▶ **ACTIVITY**: Print the listing in its entirety and exactly, leaving out images.

▶ **EXERCISE MATERIALS**:
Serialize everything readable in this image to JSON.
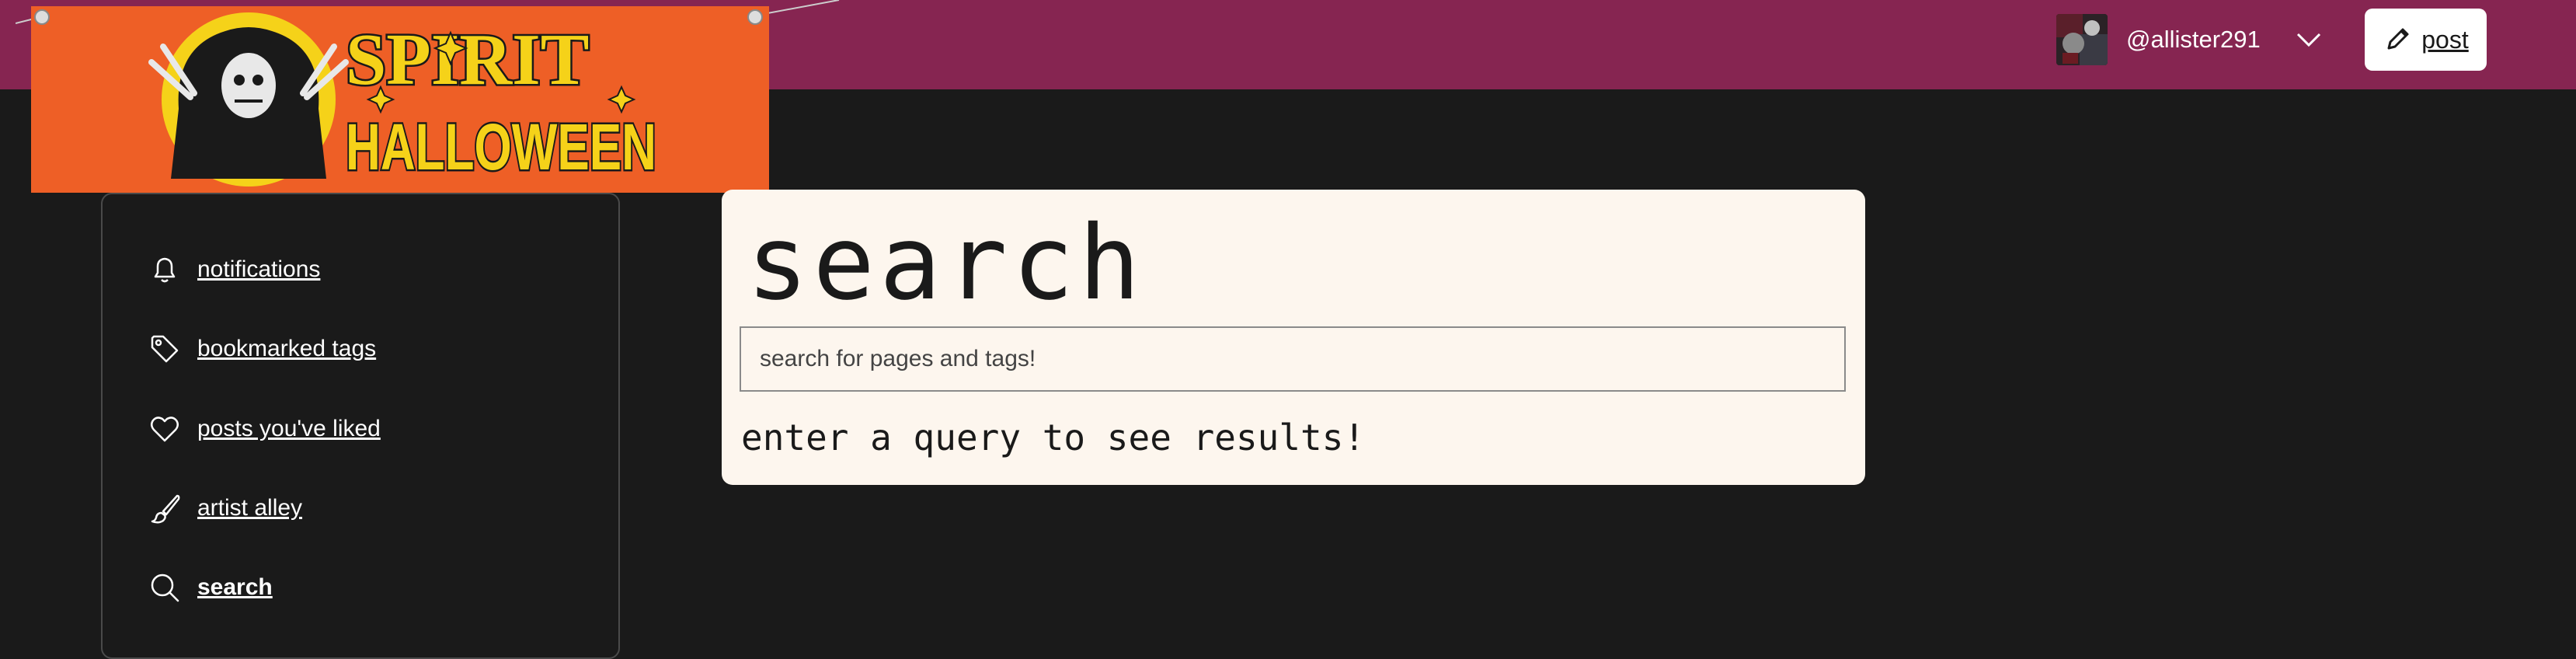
{
  "header": {
    "username": "@allister291",
    "post_label": "post",
    "background_color": "#862551"
  },
  "banner": {
    "line1": "SPIRIT",
    "line2": "HALLOWEEN"
  },
  "sidebar": {
    "items": [
      {
        "label": "notifications",
        "icon": "bell-icon"
      },
      {
        "label": "bookmarked tags",
        "icon": "tag-icon"
      },
      {
        "label": "posts you've liked",
        "icon": "heart-icon"
      },
      {
        "label": "artist alley",
        "icon": "paintbrush-icon"
      },
      {
        "label": "search",
        "icon": "search-icon",
        "active": true
      }
    ]
  },
  "main": {
    "title": "search",
    "search_placeholder": "search for pages and tags!",
    "search_value": "",
    "empty_message": "enter a query to see results!"
  }
}
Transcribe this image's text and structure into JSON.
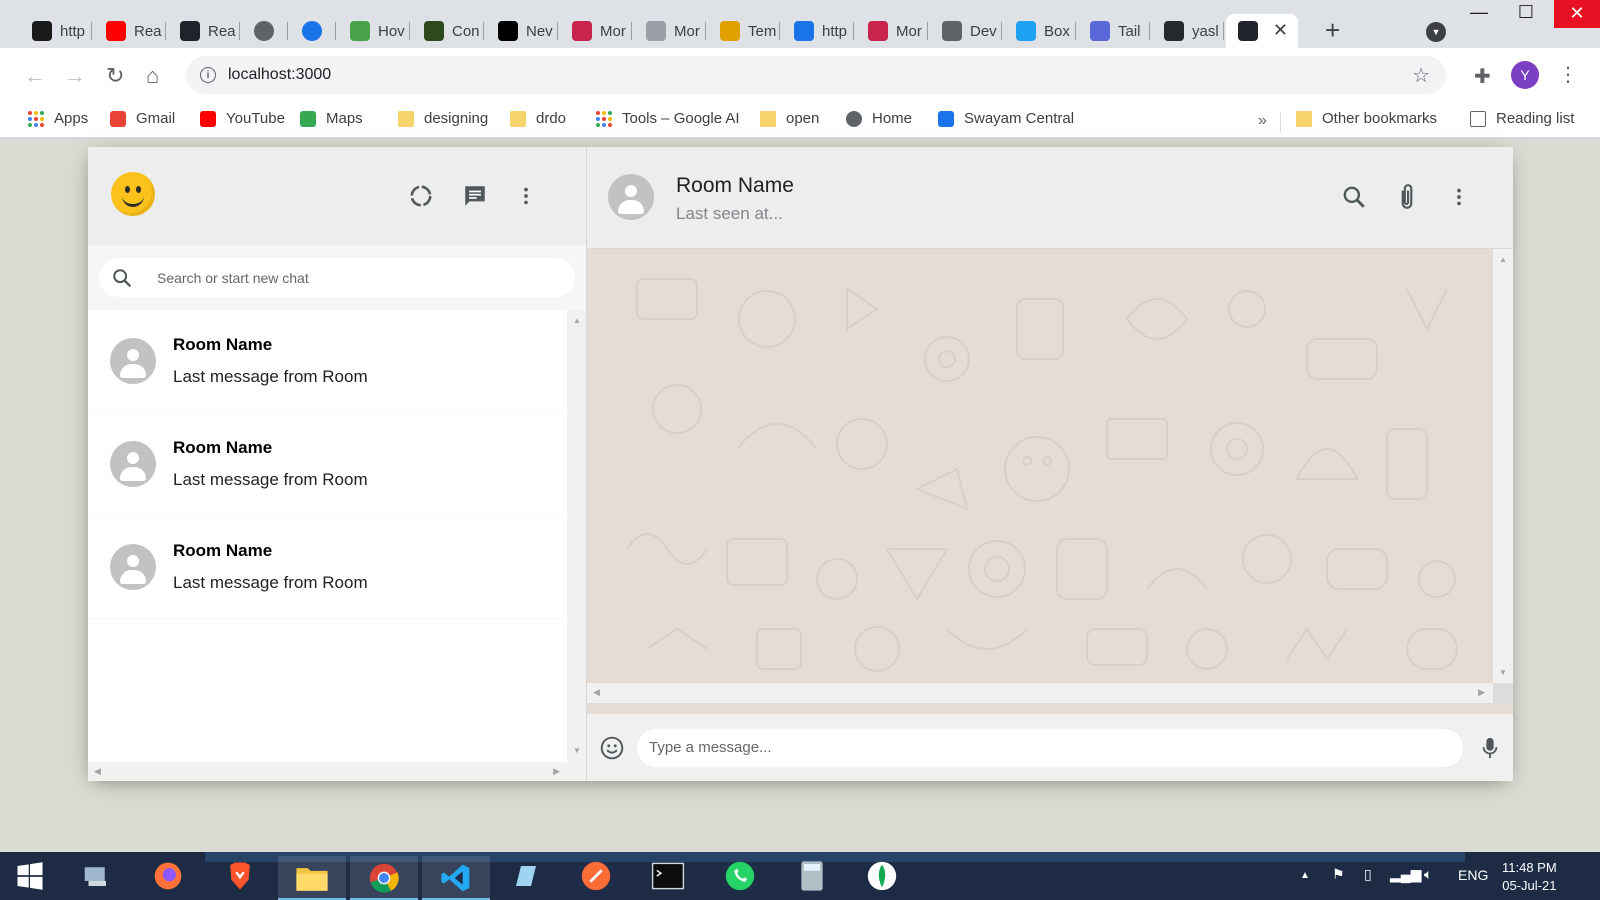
{
  "browser": {
    "tabs": [
      {
        "label": "http",
        "icon": "devto-icon",
        "color": "#1a1a1a"
      },
      {
        "label": "Rea",
        "icon": "youtube-icon",
        "color": "#ff0000"
      },
      {
        "label": "Rea",
        "icon": "react-icon",
        "color": "#20232a"
      },
      {
        "label": "",
        "icon": "circle-icon",
        "color": "#5f6368"
      },
      {
        "label": "",
        "icon": "circle-icon",
        "color": "#1a73e8"
      },
      {
        "label": "Hov",
        "icon": "leaf-icon",
        "color": "#47a248"
      },
      {
        "label": "Con",
        "icon": "leaf-icon",
        "color": "#2c4a1b"
      },
      {
        "label": "Nev",
        "icon": "medium-icon",
        "color": "#000000"
      },
      {
        "label": "Mor",
        "icon": "m-icon",
        "color": "#c7254e"
      },
      {
        "label": "Mor",
        "icon": "dash-icon",
        "color": "#9aa0a6"
      },
      {
        "label": "Tem",
        "icon": "pencil-icon",
        "color": "#e0a100"
      },
      {
        "label": "http",
        "icon": "diamond-icon",
        "color": "#1a73e8"
      },
      {
        "label": "Mor",
        "icon": "m-icon",
        "color": "#c7254e"
      },
      {
        "label": "Dev",
        "icon": "globe-icon",
        "color": "#5f6368"
      },
      {
        "label": "Box",
        "icon": "wave-icon",
        "color": "#1da1f2"
      },
      {
        "label": "Tail",
        "icon": "box-icon",
        "color": "#5a67d8"
      },
      {
        "label": "yasl",
        "icon": "github-icon",
        "color": "#24292e"
      },
      {
        "label": "",
        "icon": "react-icon",
        "color": "#20232a",
        "active": true
      }
    ],
    "url": "localhost:3000",
    "profile_initial": "Y",
    "bookmarks": [
      {
        "label": "Apps",
        "icon": "apps-icon"
      },
      {
        "label": "Gmail",
        "icon": "gmail-icon",
        "color": "#ea4335"
      },
      {
        "label": "YouTube",
        "icon": "youtube-icon",
        "color": "#ff0000"
      },
      {
        "label": "Maps",
        "icon": "maps-icon",
        "color": "#34a853"
      },
      {
        "label": "designing",
        "icon": "folder-icon"
      },
      {
        "label": "drdo",
        "icon": "folder-icon"
      },
      {
        "label": "Tools – Google AI",
        "icon": "dots-icon"
      },
      {
        "label": "open",
        "icon": "folder-icon"
      },
      {
        "label": "Home",
        "icon": "globe-icon",
        "color": "#5f6368"
      },
      {
        "label": "Swayam Central",
        "icon": "swayam-icon",
        "color": "#1a73e8"
      }
    ],
    "other_bookmarks": "Other bookmarks",
    "reading_list": "Reading list"
  },
  "app": {
    "search": {
      "placeholder": "Search or start new chat"
    },
    "rooms": [
      {
        "name": "Room Name",
        "last_message": "Last message from Room"
      },
      {
        "name": "Room Name",
        "last_message": "Last message from Room"
      },
      {
        "name": "Room Name",
        "last_message": "Last message from Room"
      }
    ],
    "chat": {
      "title": "Room Name",
      "subtitle": "Last seen at...",
      "message_placeholder": "Type a message..."
    },
    "colors": {
      "chat_background": "#e5ddd5",
      "header": "#ededed",
      "page": "#dadbd3"
    }
  },
  "taskbar": {
    "time": "11:48 PM",
    "date": "05-Jul-21",
    "language": "ENG",
    "apps": [
      "windows-start-icon",
      "network-drive-icon",
      "firefox-icon",
      "brave-icon",
      "file-explorer-icon",
      "chrome-icon",
      "vscode-icon",
      "notepad-icon",
      "postman-icon",
      "terminal-icon",
      "whatsapp-icon",
      "calculator-icon",
      "mongodb-compass-icon"
    ]
  }
}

▶ **TASK RESULT**:
Serialize everything readable in this image to JSON.
{
  "header": {
    "username": "@allister291",
    "post_label": "post",
    "background_color": "#862551"
  },
  "banner": {
    "line1": "SPIRIT",
    "line2": "HALLOWEEN"
  },
  "sidebar": {
    "items": [
      {
        "label": "notifications",
        "icon": "bell-icon"
      },
      {
        "label": "bookmarked tags",
        "icon": "tag-icon"
      },
      {
        "label": "posts you've liked",
        "icon": "heart-icon"
      },
      {
        "label": "artist alley",
        "icon": "paintbrush-icon"
      },
      {
        "label": "search",
        "icon": "search-icon",
        "active": true
      }
    ]
  },
  "main": {
    "title": "search",
    "search_placeholder": "search for pages and tags!",
    "search_value": "",
    "empty_message": "enter a query to see results!"
  }
}
Transcribe this image's text and structure into JSON.
{
  "browser": {
    "tabs": [
      {
        "label": "http",
        "icon": "devto-icon",
        "color": "#1a1a1a"
      },
      {
        "label": "Rea",
        "icon": "youtube-icon",
        "color": "#ff0000"
      },
      {
        "label": "Rea",
        "icon": "react-icon",
        "color": "#20232a"
      },
      {
        "label": "",
        "icon": "circle-icon",
        "color": "#5f6368"
      },
      {
        "label": "",
        "icon": "circle-icon",
        "color": "#1a73e8"
      },
      {
        "label": "Hov",
        "icon": "leaf-icon",
        "color": "#47a248"
      },
      {
        "label": "Con",
        "icon": "leaf-icon",
        "color": "#2c4a1b"
      },
      {
        "label": "Nev",
        "icon": "medium-icon",
        "color": "#000000"
      },
      {
        "label": "Mor",
        "icon": "m-icon",
        "color": "#c7254e"
      },
      {
        "label": "Mor",
        "icon": "dash-icon",
        "color": "#9aa0a6"
      },
      {
        "label": "Tem",
        "icon": "pencil-icon",
        "color": "#e0a100"
      },
      {
        "label": "http",
        "icon": "diamond-icon",
        "color": "#1a73e8"
      },
      {
        "label": "Mor",
        "icon": "m-icon",
        "color": "#c7254e"
      },
      {
        "label": "Dev",
        "icon": "globe-icon",
        "color": "#5f6368"
      },
      {
        "label": "Box",
        "icon": "wave-icon",
        "color": "#1da1f2"
      },
      {
        "label": "Tail",
        "icon": "box-icon",
        "color": "#5a67d8"
      },
      {
        "label": "yasl",
        "icon": "github-icon",
        "color": "#24292e"
      },
      {
        "label": "",
        "icon": "react-icon",
        "color": "#20232a",
        "active": true
      }
    ],
    "url": "localhost:3000",
    "profile_initial": "Y",
    "bookmarks": [
      {
        "label": "Apps",
        "icon": "apps-icon"
      },
      {
        "label": "Gmail",
        "icon": "gmail-icon",
        "color": "#ea4335"
      },
      {
        "label": "YouTube",
        "icon": "youtube-icon",
        "color": "#ff0000"
      },
      {
        "label": "Maps",
        "icon": "maps-icon",
        "color": "#34a853"
      },
      {
        "label": "designing",
        "icon": "folder-icon"
      },
      {
        "label": "drdo",
        "icon": "folder-icon"
      },
      {
        "label": "Tools – Google AI",
        "icon": "dots-icon"
      },
      {
        "label": "open",
        "icon": "folder-icon"
      },
      {
        "label": "Home",
        "icon": "globe-icon",
        "color": "#5f6368"
      },
      {
        "label": "Swayam Central",
        "icon": "swayam-icon",
        "color": "#1a73e8"
      }
    ],
    "other_bookmarks": "Other bookmarks",
    "reading_list": "Reading list"
  },
  "app": {
    "search": {
      "placeholder": "Search or start new chat"
    },
    "rooms": [
      {
        "name": "Room Name",
        "last_message": "Last message from Room"
      },
      {
        "name": "Room Name",
        "last_message": "Last message from Room"
      },
      {
        "name": "Room Name",
        "last_message": "Last message from Room"
      }
    ],
    "chat": {
      "title": "Room Name",
      "subtitle": "Last seen at...",
      "message_placeholder": "Type a message..."
    },
    "colors": {
      "chat_background": "#e5ddd5",
      "header": "#ededed",
      "page": "#dadbd3"
    }
  },
  "taskbar": {
    "time": "11:48 PM",
    "date": "05-Jul-21",
    "language": "ENG",
    "apps": [
      "windows-start-icon",
      "network-drive-icon",
      "firefox-icon",
      "brave-icon",
      "file-explorer-icon",
      "chrome-icon",
      "vscode-icon",
      "notepad-icon",
      "postman-icon",
      "terminal-icon",
      "whatsapp-icon",
      "calculator-icon",
      "mongodb-compass-icon"
    ]
  }
}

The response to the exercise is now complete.